Farm Ireland

Friday 23 March 2018

Farmers have to work hard to hit 405c/kg

Joe Healy

Martin O'Neill and Roy Keane are being referred to as the 'Dream Team' to take over the Irish soccer team but very few will be surprised if this particular dream turns into a nightmare somewhere down the line.

It will be even less of surprise if trouble develops between beef factories and farmers in the not-too-distant future. Finishers are extremely angry at the processors' refusal to increase prices. There is a difference of up to 90c/kg or €360/hd on a 400kg carcase between an Irish steer and a similar steer in Britain.

On a more positive note, the re-opening of the US market to Irish and EU beef and the positive vibes from the large delegation that travelled to Saudi Arabia last week give some cause for optimism for the future.

As for the present, most of the plants are quoting a base price of 400c/kg for steers and farmers have to work very hard to secure 405c/kg.

Heifer base quotes are stuck around the 410c/kg mark but plants are paying up to 415c/kg. Again, you have to bargain hard for this.

The best prices for the bulls are still limited to the North, where Friesian bulls grading O= and O+ are commanding 390c/kg and, as is the norm, securing free travel. R grade bulls are making 410c/kg. U grades are returning prices of 415c/kg.

This is in stark contrast to prices being paid south of the border. O grades are generally only making 370-380c/kg. R grades are finding it difficult to exceed €4/kg while 410c/kg appears to be the tops for U grades.


Also Read

One agent told me he was getting lots of calls from farmers wishing to move the last of their cattle, which means there will be fewer grass cattle around in the coming days.

The estimated kill for last week stood at 30,141hd, compared to 29,915hd killed during the corresponding week of 2012.

Cull cows are pretty steady, with U grades making 360-380c/kg. Heavy Rs are commanding up to 370c/kg and lighter types are moving at 340-350c/kg. Prices for the Os range from 320-350c/kg with the P cows making from 300-325c/kg.

Commenting on the trade, IFA livestock chairman Henry Burns said farmers had secured 405c/kg plus an odd extra for steers and 415-420c/kg for heifers.

Meanwhile, Bord Bia reported that the cattle trade improved slightly last week, despite some increase in the number of cattle being marketed. Trade was helped by strong demand as buyers started to prepare for the Christmas market for key accounts across our key export markets. This, combined with steady competition for supplies from Northern Ireland plants, helped to underpin the trade.

Base quotes under the Quality Payment System were €4.05-4.10/kg for steers and €4.10-4.20/kg for heifers. The trade for cull cows remained steady, with quotes for O grades generally €3.25-3.40/kg.

For the year to date, cattle throughput is running almost 97,000 head above last year's levels. Steers and cows continue to account for most of the increase in supplies.

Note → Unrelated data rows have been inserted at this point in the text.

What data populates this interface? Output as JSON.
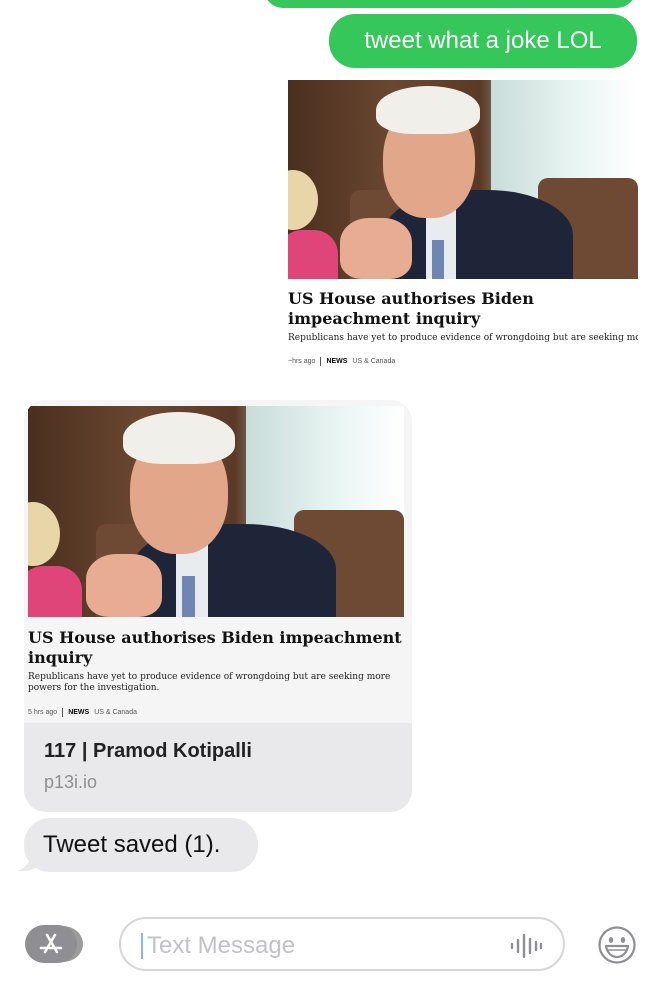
{
  "messages": {
    "sent_joke": "tweet what a joke LOL",
    "received_tweet_saved": "Tweet saved (1)."
  },
  "article_sent": {
    "headline": "US House authorises Biden impeachment inquiry",
    "description": "Republicans have yet to produce evidence of wrongdoing but are seeking more powers for the investigation.",
    "time": "~hrs ago",
    "category": "NEWS",
    "section": "US & Canada"
  },
  "article_received": {
    "headline": "US House authorises Biden impeachment inquiry",
    "description": "Republicans have yet to produce evidence of wrongdoing but are seeking more powers for the investigation.",
    "time": "5 hrs ago",
    "category": "NEWS",
    "section": "US & Canada",
    "link_title": "117 | Pramod Kotipalli",
    "link_domain": "p13i.io"
  },
  "compose": {
    "placeholder": "Text Message"
  },
  "colors": {
    "sent_bubble": "#35c759",
    "received_bubble": "#e9e9eb"
  },
  "icons": [
    "app-store-icon",
    "microphone-waveform-icon",
    "emoji-icon"
  ]
}
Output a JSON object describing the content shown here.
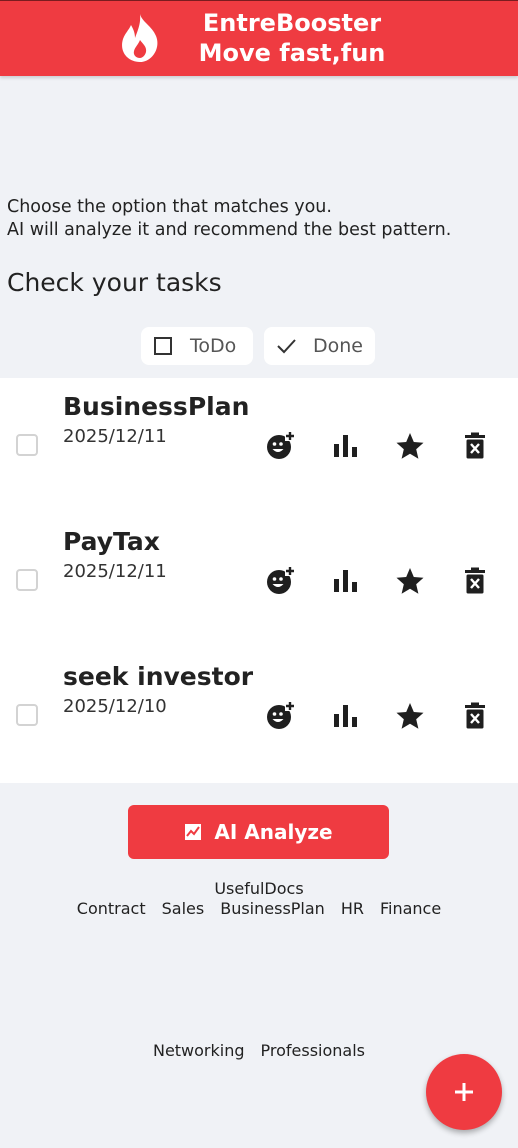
{
  "header": {
    "logo_icon": "flame-icon",
    "title_line1": "EntreBooster",
    "title_line2": "Move fast,fun",
    "bg_color": "#ef3b41"
  },
  "intro": {
    "line1": "Choose the option that matches you.",
    "line2": "AI will analyze it and recommend the best pattern."
  },
  "section_title": "Check your tasks",
  "filters": [
    {
      "label": "ToDo",
      "icon": "checkbox-outline-icon"
    },
    {
      "label": "Done",
      "icon": "check-icon"
    }
  ],
  "tasks": [
    {
      "name": "BusinessPlan",
      "date": "2025/12/11"
    },
    {
      "name": "PayTax",
      "date": "2025/12/11"
    },
    {
      "name": "seek investor",
      "date": "2025/12/10"
    }
  ],
  "task_actions": [
    "add-reaction-icon",
    "bar-chart-icon",
    "star-icon",
    "delete-icon"
  ],
  "ai_button": {
    "label": "AI Analyze",
    "icon": "chart-icon"
  },
  "useful_docs": {
    "title": "UsefulDocs",
    "items": [
      "Contract",
      "Sales",
      "BusinessPlan",
      "HR",
      "Finance"
    ]
  },
  "links": [
    "Networking",
    "Professionals"
  ],
  "fab": {
    "icon": "plus-icon"
  }
}
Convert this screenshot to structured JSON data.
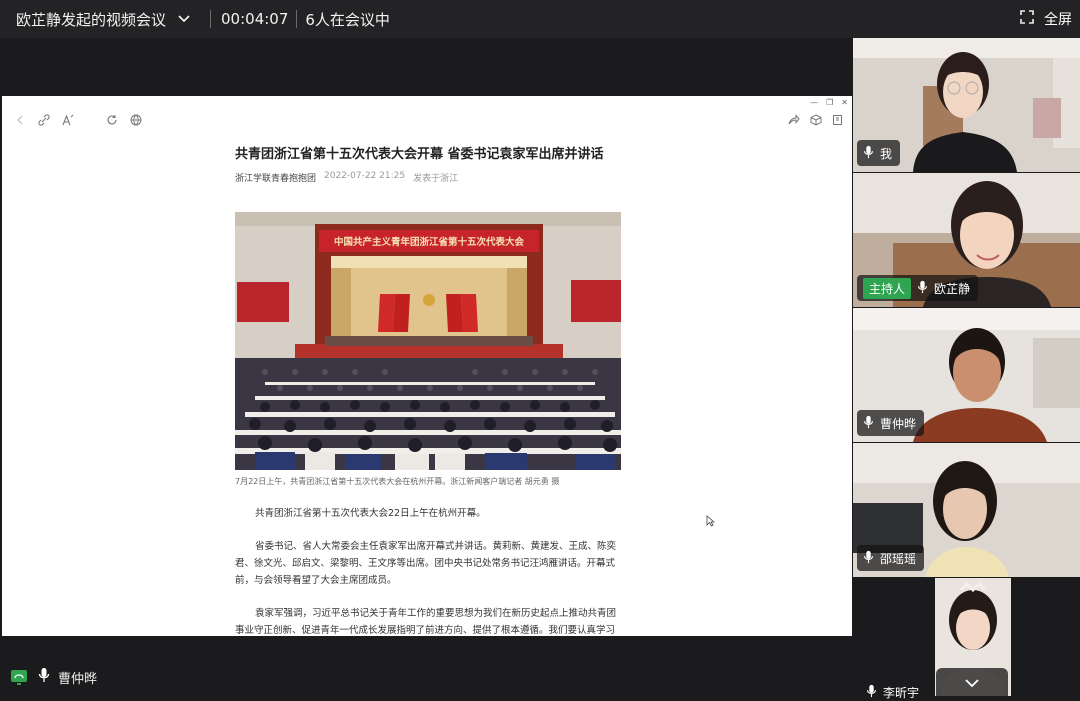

In Britain, trade was reported as steady, with most parts of the carcase still in good demand. Trade for steak cuts remained slow, while demand for round cuts and forequarter products held up well. Reported prices from the AHDB eased during the week, with the GB R4L steer now making 400.2p/kg (equivalent to €4.96/kg including VAT) for the week ending October 26.


On the Continent, the seasonal shift towards forequarter cuts from hindquarter cuts continued.

Best demand reported was for chucks. Demand for forequarter cuts continues to be boosted by promotional activity.

In France, R3 young bulls are making €3.98/kg including VAT, while 03 cows are making €3.60/kg.

The R3 young bull in Italy is making €4.26/kg including VAT, while the 03 cow is making €2.84/kg.

Elsewhere, Spanish beef consumption continues to be affected by lack of consumer confidence. This has impact on beef imports, with market access issues for exports also limiting demand for imports.

Irish beef exports for the first eight months of 2013 fell by 2pc – to 9,700 tonnes – compared to corresponding 2012 levels.

Up until the middle of October, Ireland shipped around 35,300 live cattle to Spain.

This was an increase of 142pc compared with the same period last year and was mainly due to higher calf exports.

Irish Independent